Writer: House Special Election in Kansas Shows That Red States May Be ‘Souring’ on Conservative Economic Ideas

April 14th, 2017 5:06 PM

Whatever was the matter with Kansas when Thomas Frank wrote his book is now less daunting for the left, believes New York magazine’s Eric Levitz, who contended in a Wednesday piece that the closeness of this week’s House special election in the Wichita-centric 4th District appears to spell trouble for conservatives.

On Tuesday, Republican Ron Estes was elected by seven percentage points to represent the 4th, which five months ago Donald Trump won by 27 points and then-incumbent congressman Mike Pompeo, now director of the CIA, took by 31 points. Levitz noted that many Republicans are claiming that the main drag on support for Estes wasn’t Trump, but rather the state’s governor, Sam Brownback.

If that’s true, Levitz opined, the news is even worse for the GOP. “In the long run, a repudiation of Brownback is just as, if not more, threatening to the Republican Party than a repudiation of Trump would be,” he wrote. “Brownback isn’t unpopular for idiosyncratic, personal reasons; the governor didn’t decimate his state’s finances by spending public funds on sex workers. He did it by implementing the conservative movement’s blueprint for utopia.”

After recapping Brownback’s tax-and-budget-cutting agenda as well as his announced goal of creating a “red-state model” of governance, Levitz commented (bolding added):

Of course, the GOP’s “different way” didn’t work. Instead of providing national Republicans with a winning advertisement for fiscal conservatism, it provided Kansas’s government with giant revenue shortfalls, its economy with weaker job growth than in neighboring states, and Brownback himself with one of the lowest approval ratings of any governor in America…  
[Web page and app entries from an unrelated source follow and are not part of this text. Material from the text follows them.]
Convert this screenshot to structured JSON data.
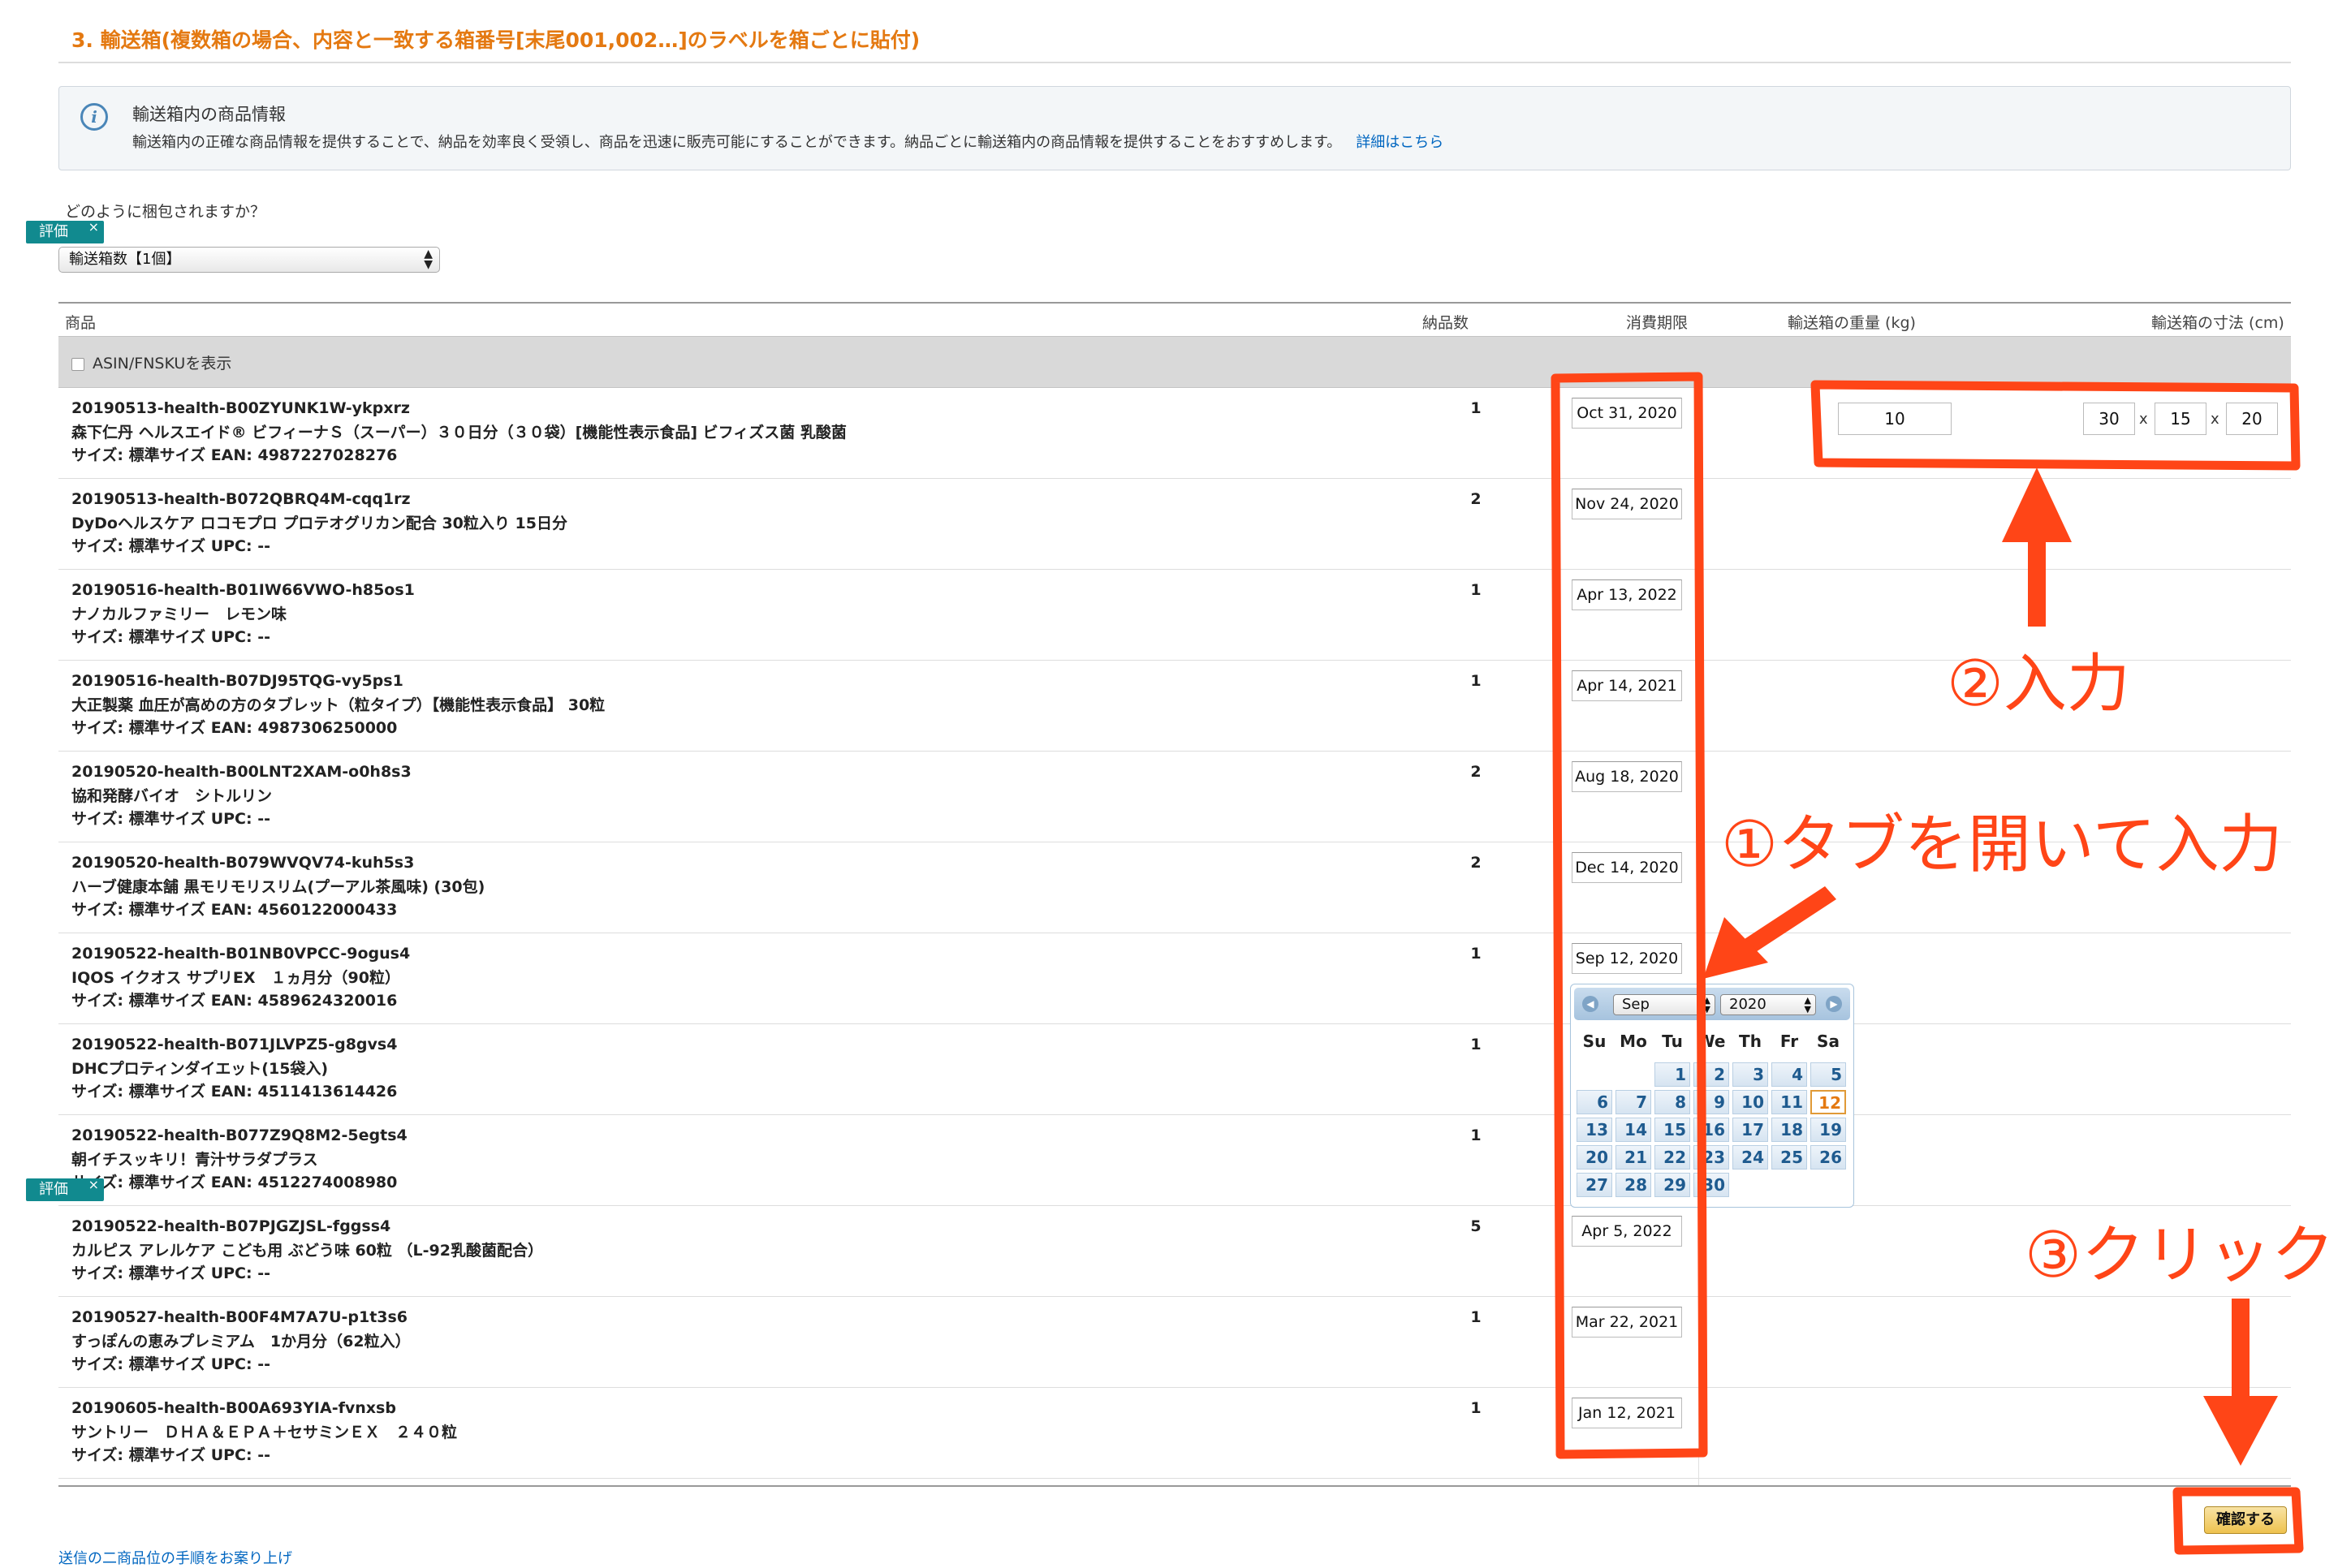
{
  "section": {
    "title": "3. 輸送箱(複数箱の場合、内容と一致する箱番号[末尾001,002…]のラベルを箱ごとに貼付)"
  },
  "info": {
    "icon": "info-icon",
    "title": "輸送箱内の商品情報",
    "body": "輸送箱内の正確な商品情報を提供することで、納品を効率良く受領し、商品を迅速に販売可能にすることができます。納品ごとに輸送箱内の商品情報を提供することをおすすめします。",
    "link": "詳細はこちら"
  },
  "packing": {
    "question": "どのように梱包されますか？",
    "eval_tag": "評価",
    "eval_close": "×",
    "selected": "輸送箱数【1個】"
  },
  "table": {
    "headers": {
      "product": "商品",
      "qty": "納品数",
      "expiry": "消費期限",
      "weight": "輸送箱の重量 (kg)",
      "dims": "輸送箱の寸法 (cm)"
    },
    "asin_label": "ASIN/FNSKUを表示",
    "rows": [
      {
        "sku": "20190513-health-B00ZYUNK1W-ykpxrz",
        "name": "森下仁丹 ヘルスエイド® ビフィーナＳ（スーパー）３０日分（３０袋）[機能性表示食品] ビフィズス菌 乳酸菌",
        "meta": "サイズ: 標準サイズ EAN: 4987227028276",
        "qty": "1",
        "date": "Oct 31, 2020"
      },
      {
        "sku": "20190513-health-B072QBRQ4M-cqq1rz",
        "name": "DyDoヘルスケア ロコモプロ プロテオグリカン配合 30粒入り 15日分",
        "meta": "サイズ: 標準サイズ UPC: --",
        "qty": "2",
        "date": "Nov 24, 2020"
      },
      {
        "sku": "20190516-health-B01IW66VWO-h85os1",
        "name": "ナノカルファミリー　レモン味",
        "meta": "サイズ: 標準サイズ UPC: --",
        "qty": "1",
        "date": "Apr 13, 2022"
      },
      {
        "sku": "20190516-health-B07DJ95TQG-vy5ps1",
        "name": "大正製薬 血圧が高めの方のタブレット（粒タイプ）【機能性表示食品】 30粒",
        "meta": "サイズ: 標準サイズ EAN: 4987306250000",
        "qty": "1",
        "date": "Apr 14, 2021"
      },
      {
        "sku": "20190520-health-B00LNT2XAM-o0h8s3",
        "name": "協和発酵バイオ　シトルリン",
        "meta": "サイズ: 標準サイズ UPC: --",
        "qty": "2",
        "date": "Aug 18, 2020"
      },
      {
        "sku": "20190520-health-B079WVQV74-kuh5s3",
        "name": "ハーブ健康本舗 黒モリモリスリム(プーアル茶風味) (30包)",
        "meta": "サイズ: 標準サイズ EAN: 4560122000433",
        "qty": "2",
        "date": "Dec 14, 2020"
      },
      {
        "sku": "20190522-health-B01NB0VPCC-9ogus4",
        "name": "IQOS イクオス サプリEX　１ヵ月分（90粒）",
        "meta": "サイズ: 標準サイズ EAN: 4589624320016",
        "qty": "1",
        "date": "Sep 12, 2020"
      },
      {
        "sku": "20190522-health-B071JLVPZ5-g8gvs4",
        "name": "DHCプロティンダイエット(15袋入)",
        "meta": "サイズ: 標準サイズ EAN: 4511413614426",
        "qty": "1",
        "date": ""
      },
      {
        "sku": "20190522-health-B077Z9Q8M2-5egts4",
        "name": "朝イチスッキリ！青汁サラダプラス",
        "meta": "サイズ: 標準サイズ EAN: 4512274008980",
        "qty": "1",
        "date": ""
      },
      {
        "sku": "20190522-health-B07PJGZJSL-fggss4",
        "name": "カルピス アレルケア こども用 ぶどう味 60粒 （L-92乳酸菌配合）",
        "meta": "サイズ: 標準サイズ UPC: --",
        "qty": "5",
        "date": "Apr 5, 2022"
      },
      {
        "sku": "20190527-health-B00F4M7A7U-p1t3s6",
        "name": "すっぽんの恵みプレミアム　1か月分（62粒入）",
        "meta": "サイズ: 標準サイズ UPC: --",
        "qty": "1",
        "date": "Mar 22, 2021"
      },
      {
        "sku": "20190605-health-B00A693YIA-fvnxsb",
        "name": "サントリー　ＤＨＡ＆ＥＰＡ＋セサミンＥＸ　２４０粒",
        "meta": "サイズ: 標準サイズ UPC: --",
        "qty": "1",
        "date": "Jan 12, 2021"
      }
    ],
    "weight": "10",
    "dim_length": "30",
    "dim_width": "15",
    "dim_height": "20",
    "dim_sep": "x"
  },
  "calendar": {
    "prev_icon": "chevron-left-icon",
    "next_icon": "chevron-right-icon",
    "prev": "◀",
    "next": "▶",
    "month": "Sep",
    "year": "2020",
    "dow": [
      "Su",
      "Mo",
      "Tu",
      "We",
      "Th",
      "Fr",
      "Sa"
    ],
    "first_weekday": 2,
    "days_in_month": 30,
    "selected_day": 12
  },
  "footer": {
    "confirm": "確認する",
    "link": "送信の二商品位の手順をお案り上げ"
  },
  "annotations": {
    "color": "#ff4517",
    "step1": "①タブを開いて入力",
    "step2": "②入力",
    "step3": "③クリック"
  }
}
…To say that Kansas didn’t swing against the GOP because of Trump, but, rather, because of Brownback, is to say that red America isn’t souring on one particular Republican -- it’s souring on the party’s entire economic philosophy…

…[Trump’s] approval rating began sliding in early March, right after [Paul] Ryan unveiled his plan to finance a large tax cut for the rich by throwing millions of low-income people off their health insurance — an idea that enjoyed the backing of 17 percent of the electorate…

…The GOP’s fundamental weakness, the one they compensate for using gerrymandered districts, voting restrictions, fraudulent promises, defamatory conspiracy theories, and increasingly garish appeals to white racial resentment…[is that] Republican voters no longer want to buy what misanthropic billionaires pay their leaders to sell them. Not even in the Koch brothers’ backyard.